The internet has become a place of sharing almost anything, including personal information. But the more you share, the more vulnerable your information becomes. Signing up for an email list, checking apps on public Wi-Fi, linking apps or sites to your social media, or providing customer service via email can leave your identity in the internet’s growing information sphere for anyone to take.
It is quite common to hear of a computer hack, cyber criminals taking down legitimate websites, or even your neighbor reporting that their computer has been infected with a virus. With the numerous imprints of your identity on the web, how can you keep your online activity protected?
Keep Personal Sharing to a Minimum

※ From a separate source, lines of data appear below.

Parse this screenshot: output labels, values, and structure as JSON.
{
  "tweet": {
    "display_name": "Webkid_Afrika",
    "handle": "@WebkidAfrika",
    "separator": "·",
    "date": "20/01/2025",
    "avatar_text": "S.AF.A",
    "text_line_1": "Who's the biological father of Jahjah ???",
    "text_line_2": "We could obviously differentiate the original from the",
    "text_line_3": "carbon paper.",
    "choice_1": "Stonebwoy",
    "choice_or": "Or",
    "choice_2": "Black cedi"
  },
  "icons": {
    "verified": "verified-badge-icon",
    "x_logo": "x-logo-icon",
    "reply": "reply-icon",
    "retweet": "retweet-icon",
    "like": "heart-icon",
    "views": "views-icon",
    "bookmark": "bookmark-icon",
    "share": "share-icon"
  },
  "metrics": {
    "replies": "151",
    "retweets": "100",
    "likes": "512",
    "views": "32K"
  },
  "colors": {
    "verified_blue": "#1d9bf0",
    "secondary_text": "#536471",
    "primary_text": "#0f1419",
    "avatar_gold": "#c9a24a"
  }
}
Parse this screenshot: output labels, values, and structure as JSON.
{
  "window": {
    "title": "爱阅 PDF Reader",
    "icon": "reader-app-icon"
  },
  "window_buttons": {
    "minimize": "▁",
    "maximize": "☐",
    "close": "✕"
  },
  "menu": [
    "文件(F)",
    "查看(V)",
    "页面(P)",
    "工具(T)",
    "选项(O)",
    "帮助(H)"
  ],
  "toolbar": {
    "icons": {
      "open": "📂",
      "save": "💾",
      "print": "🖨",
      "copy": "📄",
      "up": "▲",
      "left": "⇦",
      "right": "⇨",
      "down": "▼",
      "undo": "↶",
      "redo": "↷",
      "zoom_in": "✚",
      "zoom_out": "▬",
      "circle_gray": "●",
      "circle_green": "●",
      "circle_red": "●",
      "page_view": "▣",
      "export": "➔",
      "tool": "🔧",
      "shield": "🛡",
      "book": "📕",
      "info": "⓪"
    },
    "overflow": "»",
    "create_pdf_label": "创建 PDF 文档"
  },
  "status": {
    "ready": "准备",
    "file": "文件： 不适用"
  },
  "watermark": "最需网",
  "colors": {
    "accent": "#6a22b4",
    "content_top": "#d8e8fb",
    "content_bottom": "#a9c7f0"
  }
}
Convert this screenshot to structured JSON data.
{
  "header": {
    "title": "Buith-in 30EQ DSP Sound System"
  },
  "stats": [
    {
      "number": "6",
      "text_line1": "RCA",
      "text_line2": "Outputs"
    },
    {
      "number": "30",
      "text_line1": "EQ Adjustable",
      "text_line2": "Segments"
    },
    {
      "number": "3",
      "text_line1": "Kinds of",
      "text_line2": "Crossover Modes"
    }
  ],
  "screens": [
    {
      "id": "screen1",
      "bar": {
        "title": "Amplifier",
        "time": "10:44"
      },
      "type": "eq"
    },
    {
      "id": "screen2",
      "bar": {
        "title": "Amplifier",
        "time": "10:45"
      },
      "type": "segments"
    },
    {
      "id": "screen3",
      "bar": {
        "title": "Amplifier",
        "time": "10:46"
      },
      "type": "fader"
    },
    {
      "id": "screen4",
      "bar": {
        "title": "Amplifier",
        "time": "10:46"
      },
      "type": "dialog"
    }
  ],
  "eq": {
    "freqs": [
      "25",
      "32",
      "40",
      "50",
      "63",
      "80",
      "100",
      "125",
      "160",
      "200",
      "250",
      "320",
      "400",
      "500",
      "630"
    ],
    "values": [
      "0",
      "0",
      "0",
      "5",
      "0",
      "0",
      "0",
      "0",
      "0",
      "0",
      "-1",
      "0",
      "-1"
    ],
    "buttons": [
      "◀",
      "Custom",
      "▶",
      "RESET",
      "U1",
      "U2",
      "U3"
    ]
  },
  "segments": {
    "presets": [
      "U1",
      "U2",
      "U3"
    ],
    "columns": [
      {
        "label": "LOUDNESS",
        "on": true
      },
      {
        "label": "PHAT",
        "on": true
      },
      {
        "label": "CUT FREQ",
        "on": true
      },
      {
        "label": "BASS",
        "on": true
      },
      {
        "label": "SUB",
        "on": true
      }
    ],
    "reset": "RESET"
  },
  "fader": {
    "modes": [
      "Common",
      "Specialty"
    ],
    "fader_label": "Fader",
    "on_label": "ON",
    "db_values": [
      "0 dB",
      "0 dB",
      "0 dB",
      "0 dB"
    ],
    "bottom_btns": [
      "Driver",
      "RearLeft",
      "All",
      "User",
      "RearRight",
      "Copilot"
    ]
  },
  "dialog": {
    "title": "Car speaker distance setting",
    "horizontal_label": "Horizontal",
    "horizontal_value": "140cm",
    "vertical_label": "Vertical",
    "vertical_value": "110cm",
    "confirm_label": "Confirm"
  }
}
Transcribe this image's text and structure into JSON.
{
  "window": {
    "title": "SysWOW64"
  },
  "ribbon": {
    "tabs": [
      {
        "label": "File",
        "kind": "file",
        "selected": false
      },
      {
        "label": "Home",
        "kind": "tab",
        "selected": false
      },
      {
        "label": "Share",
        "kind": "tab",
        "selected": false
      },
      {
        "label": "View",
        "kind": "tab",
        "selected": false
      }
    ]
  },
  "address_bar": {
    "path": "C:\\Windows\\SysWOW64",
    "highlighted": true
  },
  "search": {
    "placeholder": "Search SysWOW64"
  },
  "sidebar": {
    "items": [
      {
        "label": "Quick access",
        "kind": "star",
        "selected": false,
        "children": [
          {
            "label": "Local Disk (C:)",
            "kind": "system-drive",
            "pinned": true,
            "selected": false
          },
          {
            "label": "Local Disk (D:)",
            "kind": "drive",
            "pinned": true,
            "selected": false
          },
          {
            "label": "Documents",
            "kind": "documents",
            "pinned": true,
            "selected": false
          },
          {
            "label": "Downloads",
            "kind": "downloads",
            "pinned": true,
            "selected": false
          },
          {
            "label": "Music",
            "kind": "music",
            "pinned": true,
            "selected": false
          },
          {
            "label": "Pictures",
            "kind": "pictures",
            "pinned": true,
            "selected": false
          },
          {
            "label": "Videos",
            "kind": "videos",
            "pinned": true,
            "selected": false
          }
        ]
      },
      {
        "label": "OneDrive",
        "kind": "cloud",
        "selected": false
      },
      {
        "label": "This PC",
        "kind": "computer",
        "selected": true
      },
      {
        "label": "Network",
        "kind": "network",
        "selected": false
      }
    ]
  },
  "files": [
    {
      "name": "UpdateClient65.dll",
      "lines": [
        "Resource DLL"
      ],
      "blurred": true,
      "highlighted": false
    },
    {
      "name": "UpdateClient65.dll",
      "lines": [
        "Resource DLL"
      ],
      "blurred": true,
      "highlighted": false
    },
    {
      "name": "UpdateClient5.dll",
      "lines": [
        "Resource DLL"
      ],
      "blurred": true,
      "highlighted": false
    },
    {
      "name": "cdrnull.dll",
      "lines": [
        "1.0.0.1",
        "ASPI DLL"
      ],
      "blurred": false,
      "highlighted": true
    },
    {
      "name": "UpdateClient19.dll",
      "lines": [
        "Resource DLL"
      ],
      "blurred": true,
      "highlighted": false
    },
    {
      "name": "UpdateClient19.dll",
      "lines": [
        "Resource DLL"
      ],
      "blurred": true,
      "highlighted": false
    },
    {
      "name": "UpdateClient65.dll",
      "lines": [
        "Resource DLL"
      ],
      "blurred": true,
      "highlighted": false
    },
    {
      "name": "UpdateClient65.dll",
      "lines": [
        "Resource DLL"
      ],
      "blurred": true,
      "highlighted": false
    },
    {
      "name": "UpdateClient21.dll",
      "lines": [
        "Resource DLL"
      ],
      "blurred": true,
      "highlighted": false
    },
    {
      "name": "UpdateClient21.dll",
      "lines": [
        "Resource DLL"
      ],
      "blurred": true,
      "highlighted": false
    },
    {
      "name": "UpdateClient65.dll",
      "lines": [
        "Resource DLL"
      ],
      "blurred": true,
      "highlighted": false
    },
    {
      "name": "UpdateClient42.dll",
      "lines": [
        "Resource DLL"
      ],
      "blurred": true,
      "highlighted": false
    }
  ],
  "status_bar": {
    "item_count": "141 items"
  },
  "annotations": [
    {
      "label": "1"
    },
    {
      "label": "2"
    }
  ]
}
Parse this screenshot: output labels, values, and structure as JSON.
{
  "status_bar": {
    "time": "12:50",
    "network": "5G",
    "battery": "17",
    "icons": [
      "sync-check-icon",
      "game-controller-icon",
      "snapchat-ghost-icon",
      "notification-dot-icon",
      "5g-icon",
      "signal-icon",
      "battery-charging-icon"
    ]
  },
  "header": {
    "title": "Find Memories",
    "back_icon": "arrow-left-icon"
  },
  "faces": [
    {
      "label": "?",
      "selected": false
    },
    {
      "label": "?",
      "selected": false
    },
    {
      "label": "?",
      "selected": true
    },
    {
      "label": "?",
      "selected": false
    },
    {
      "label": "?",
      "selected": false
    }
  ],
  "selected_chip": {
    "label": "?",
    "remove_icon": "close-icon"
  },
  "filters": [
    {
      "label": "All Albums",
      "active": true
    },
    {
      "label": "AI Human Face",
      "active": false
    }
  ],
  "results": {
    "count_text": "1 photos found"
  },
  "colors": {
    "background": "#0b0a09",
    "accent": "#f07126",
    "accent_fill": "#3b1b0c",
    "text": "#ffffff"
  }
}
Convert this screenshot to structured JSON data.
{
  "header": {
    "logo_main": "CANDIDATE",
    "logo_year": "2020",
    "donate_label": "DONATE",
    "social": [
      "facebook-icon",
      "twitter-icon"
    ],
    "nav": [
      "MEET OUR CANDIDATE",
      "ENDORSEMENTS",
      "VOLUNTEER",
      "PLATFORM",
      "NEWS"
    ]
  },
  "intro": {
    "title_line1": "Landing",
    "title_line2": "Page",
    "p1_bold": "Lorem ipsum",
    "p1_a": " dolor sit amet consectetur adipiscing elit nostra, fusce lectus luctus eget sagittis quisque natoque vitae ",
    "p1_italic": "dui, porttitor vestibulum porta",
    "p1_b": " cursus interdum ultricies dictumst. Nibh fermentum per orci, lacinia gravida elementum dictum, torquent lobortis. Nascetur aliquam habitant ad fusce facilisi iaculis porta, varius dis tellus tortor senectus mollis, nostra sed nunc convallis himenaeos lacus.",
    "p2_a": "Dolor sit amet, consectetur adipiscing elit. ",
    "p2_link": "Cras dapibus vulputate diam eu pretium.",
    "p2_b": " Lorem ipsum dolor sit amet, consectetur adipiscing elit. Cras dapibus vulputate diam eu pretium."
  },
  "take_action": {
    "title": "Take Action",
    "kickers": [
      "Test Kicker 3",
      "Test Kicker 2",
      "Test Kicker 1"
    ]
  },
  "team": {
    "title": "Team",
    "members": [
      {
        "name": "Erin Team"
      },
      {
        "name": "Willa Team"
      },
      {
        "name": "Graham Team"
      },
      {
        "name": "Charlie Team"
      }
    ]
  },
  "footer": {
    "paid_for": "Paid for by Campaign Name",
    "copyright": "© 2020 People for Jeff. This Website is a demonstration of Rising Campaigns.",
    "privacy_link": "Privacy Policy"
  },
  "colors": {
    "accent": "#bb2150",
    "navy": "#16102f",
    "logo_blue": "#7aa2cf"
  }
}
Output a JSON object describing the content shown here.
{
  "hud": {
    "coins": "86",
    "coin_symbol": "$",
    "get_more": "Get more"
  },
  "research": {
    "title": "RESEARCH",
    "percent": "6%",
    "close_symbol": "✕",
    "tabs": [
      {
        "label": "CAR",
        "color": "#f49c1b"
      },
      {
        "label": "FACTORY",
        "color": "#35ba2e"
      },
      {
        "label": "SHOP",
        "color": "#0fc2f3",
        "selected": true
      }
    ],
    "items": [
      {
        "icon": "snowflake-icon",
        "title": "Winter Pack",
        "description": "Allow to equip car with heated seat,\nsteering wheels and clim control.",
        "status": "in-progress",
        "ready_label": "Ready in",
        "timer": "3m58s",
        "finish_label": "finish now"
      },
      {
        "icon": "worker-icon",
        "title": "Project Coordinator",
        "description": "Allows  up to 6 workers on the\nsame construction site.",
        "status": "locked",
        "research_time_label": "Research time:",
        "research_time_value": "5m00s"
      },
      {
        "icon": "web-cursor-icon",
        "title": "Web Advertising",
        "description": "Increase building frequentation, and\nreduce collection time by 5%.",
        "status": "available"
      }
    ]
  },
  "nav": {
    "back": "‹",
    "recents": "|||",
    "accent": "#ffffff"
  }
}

It’s tempting to spend a great deal of time on social media. It’s how you catch up with friends and family. However, did you know that every time you upload a new picture of yourself or update your address on Facebook your information remains in cyberspace? In fact, more than likely, someone somewhere can access everything you’ve posted.
Even when you use those handy chat bubbles to talk to customer service representatives online, your information is being recorded, along with your geographical location. All of this may sound frightening, but you can protect your online activity with a VPN.
What is a VPN?
A VPN (Virtual Private Network), is the safest way to protect yourself online. If you tend to use public W-Fi, installing a VPN is crucial to the safety of your private information. A VPN takes your outgoing data and channels it through an encrypted tunnel, or a set of proxy servers, to hide your information. All of your traveling data is masked from others, such as hackers or identity thieves, who may be trying to access it.
A VPN can also change your IP address, which reveals the location of your device. An IP (Internet Protocol) address is a series of numbers that gives your device an identity. When you request access to a website, your IP address tells the content where it needs to travel in order to load the web page. Masking or changing your IP address is a way to protect your location.
Use Sites With HTTPS or SSL Connections
Using sites that are hosted on an HTTPS (Hypertext Transfer Protocol Secure), which supports an SSL (Secure Sockets Layer) connection, can provide extra security while you browse their sites. You will notice a green lock icon appear in the URL bar of the browser you are using, which indicates that the interactions between the site and your browser are encrypted and secured.
Use a Semi-Open Network or a Hotspot
Semi-open networks require the user to enter an email address or to click through their terms and services before allowing access. Some internet service providers (ISPs) offer public hotspots to their customers for free, or to other users for a small fee. Due to the extra security, these semi-open networks are safer than open networks. As well, semi-open networks boast a quicker internet speed due to less widespread public usage.
Ultimately, while the best way to protect your online information on public Wi-Fi is to not use any apps or sites that need identification or banking information, a VPN will give you the extra security needed. Making use of these simple suggestions will help keep your online activity as safe as possible.